The VRWJPO and the City of Lakeville restored in-stream and riparian habitat in and along South Creek, a tributary to the Vermillion River. South Creek is a DNR-designated trout stream; restoring and protecting the stream is important.
This reach of South Creek, just downstream of Hamburg Avenue, is approximately 1,400 feet long, and has a small tributary joining it at the end of the reach. This reach is directly adjacent to City-owned parcels that are publicly accessible and immediately upstream of previously completed in-stream and riparian habitat restoration projects.
Before the project, this reach of South Creek was relatively straight, or channelized, and lacked significant instream habitats for aquatic biota. Channelization limits the amount of habitat present within the creek. The creek bottom was mostly sand which limited spawning habitat. The creek was significantly over-widened throughout much of the reach, with very shallow depths and limited habitat complexity in those over-widened portions. The fish and macroinvertebrate communities are impaired due to stressors in the watershed, such as turbidity, lack of dissolved oxygen, excessive water temperature, and habitat alteration.

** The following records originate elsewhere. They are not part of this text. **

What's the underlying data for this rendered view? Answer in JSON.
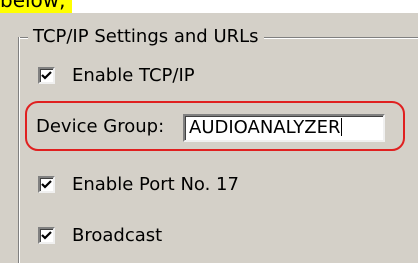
{
  "top_text": "below,",
  "group": {
    "title": "TCP/IP Settings and URLs"
  },
  "options": [
    {
      "label": "Enable TCP/IP",
      "checked": true
    },
    {
      "label": "Enable Port No. 17",
      "checked": true
    },
    {
      "label": "Broadcast",
      "checked": true
    }
  ],
  "device_group": {
    "label": "Device Group:",
    "value": "AUDIOANALYZER"
  },
  "colors": {
    "panel": "#d4d0c8",
    "highlight_text": "#ffff00",
    "annotation_border": "#e02020"
  }
}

The City of Lakeville acquired this parcel in 2018 to protect the riparian area and to develop the Lake Marion Greenway, a protected and publicly-owned corridor between the cities of Lakeville and Farmington. The Lake Marion Greenway, once completed, will provide habitat, water quality benefits, transportation (trail), and recreation. Once the parcel was acquired, the VRWJPO applied for, and was awarded, a Conservation Partners Legacy Grant through the Minnesota Department of Natural Resources to help offset the costs of the restoration project.
To improve the habitat within this reach, several practices were installed:
• channel sections were narrowed with bank stabilization and bioengineering,
• trees that blocked the channel were removed,
• sloping banks were stabilized,
• woody and rock habitat features were installed,
• riffles for re-aeration were created, and
• native vegetation within the riparian area were established.
Numerous benefits will result from this project including:
• improved quantity and diversity of habitats that will provide cover for aquatic life,
• the narrowed channel will better manage sediment through this stream reach, which will result in deeper pools, a better stream bottom, adequate fish cover, and more areas for fish to spawn,
• the addition of features that will help to improve dissolved oxygen concentrations,
• improved riparian habitat conditions will provide for better banks stability, more wildlife habitat, less sediment loading, and moderated water temperature, and
• continued expansion and enhancement of a publicly accessible corridor along South Creek for recreational users.
This project was funded through a Conservation Partners Legacy Grant and local in-kind and cash matches from the VRWJPO and City of Lakeville.